Orbital have come a long way since they first hit the charts in 1990 with Chime. Starting life as an integral part of the rave scene, they even took their name from London’s giant M25 ring-road, once trawled by expectant ravers as they awaiting coded directions to the nearest illegal party. Phil and Paul Hartnoll then witnessed the rave scene transform from its earthy beginnings into what eventually became the multi-million pound dance industry. They certainly played their part, bringing dance music to the masses during their landmark Glastonbury 1994 appearance and making it more accessible, acceptable even, to many by proving that electronic music did not always have to be uncreative, throwaway cheese.
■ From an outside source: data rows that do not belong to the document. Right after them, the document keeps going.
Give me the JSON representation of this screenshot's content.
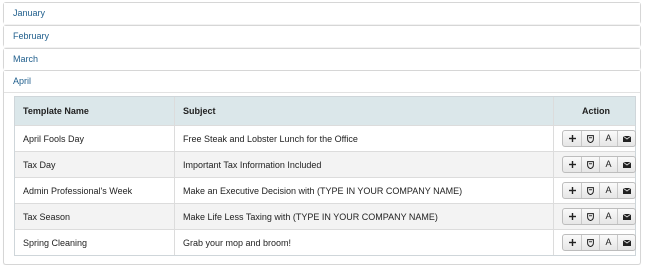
{
  "months": {
    "january": "January",
    "february": "February",
    "march": "March",
    "april": "April"
  },
  "table": {
    "headers": {
      "name": "Template Name",
      "subject": "Subject",
      "action": "Action"
    },
    "rows": [
      {
        "name": "April Fools Day",
        "subject": "Free Steak and Lobster Lunch for the Office"
      },
      {
        "name": "Tax Day",
        "subject": "Important Tax Information Included"
      },
      {
        "name": "Admin Professional's Week",
        "subject": "Make an Executive Decision with (TYPE IN YOUR COMPANY NAME)"
      },
      {
        "name": "Tax Season",
        "subject": "Make Life Less Taxing with (TYPE IN YOUR COMPANY NAME)"
      },
      {
        "name": "Spring Cleaning",
        "subject": "Grab your mop and broom!"
      }
    ]
  },
  "actions": {
    "add_icon": "plus-icon",
    "preview_icon": "shield-icon",
    "font_icon": "font-icon",
    "font_glyph": "A",
    "email_icon": "envelope-icon"
  },
  "colors": {
    "link": "#1f5e8c",
    "header_bg": "#dbe7ea",
    "alt_row_bg": "#f3f3f3"
  }
}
Having ridden through dance music’s boom years, Orbital appear to symbolise the scene itself as now, in the midst of the great dance music recession, the Hartnoll brothers have decided to go their separate ways (just on a professional basis of course). Tonight’s gig is the first of a mini farewell tour that also includes a final Glastonbury goodbye, but there’s the small matter of Euro 2004 to contend with first as the start of the show is delayed by England’s painful penalty collapse to Portugal.
When Orbital do finally take to the stage we are treated to a kind of greatest hits set, starting with the gentle opener, The Girl With The Sun In Her Head. This is followed by choral sunrise track, Belfast, a beat-heavy version of The Box, a storming rendition of acid metal beast Satan and a new take on crowd pleasing live favourite, Halcyon. Orbital play their usual live trick of dropping Bon Jovi‘s You Give Love a Bad Name and Belinda Carlisle‘s Heaven Is A Place On Earth into the middle of Halcyon but they take the joke even further tonight, introducing The Darkness‘ I Believe In A Thing Called Love into the mix too. And it fits like a spandex glove.
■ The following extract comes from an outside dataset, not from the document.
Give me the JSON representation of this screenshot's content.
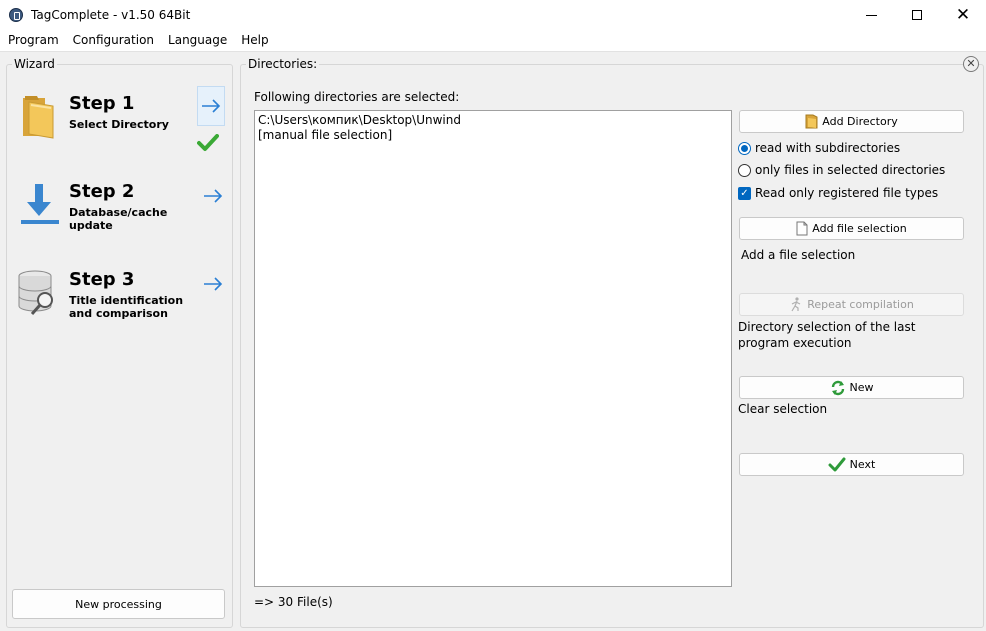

A couple of new tracks from The Blue Album, their seventh album proper, also get a live airing. The buzzing bass of You Lot, featuring an apocalyptic speech from Christopher Eccleston, has the energy and edge of their earlier material and the wistful warble and uplifting chords of One Perfect Sunrise, starting off trancelike before soaring synths, reverb and kick drums kick in, is classic Orbital.
All of this is complimented by an amazing lightshow, a backdrop made up of giant rotating pill packets and, of course, the trademark light up feelers the duo wear, making them look like they have just been beamed down from some far away galaxy. They vigorously nod their way through Impact (The Earth Is Burning) for the first encore and return to the stage a second time for Doctor Who remix, Doctor?. The grand finale comes courtesy of the track that started it all, Chime, as the biggest glitter ball known to man bathes the whole crowd in golden drops of light.
The break between tunes gives proceedings a slightly fractured feel but this reminds us of the fact that Orbital’s music never really was fully embraced by the superstar DJ set. Rather than proving their downfall, however, this merely served to set them apart from the myriad of other shortlived dance acts. Popular misfits perhaps, their music was never quite pigeon-holed securely in place by the dance scene or the music press.
It’s sad sometimes when a band split. Not so Orbital, two solo careers from Phil & Paul could be just the ticket as they seek to express their own increasingly divergent tastes. Yes, the new material is as good as some of their previous classics but, following two patchy and relatively aimless albums, this return to form may only have been made possible by the pressure drop that came with the knowledge this would be their long playing swansong.
Just as England bowed out earlier, so now do Orbital. Orbital, however, do it on a high. They think it’s all over. It is now.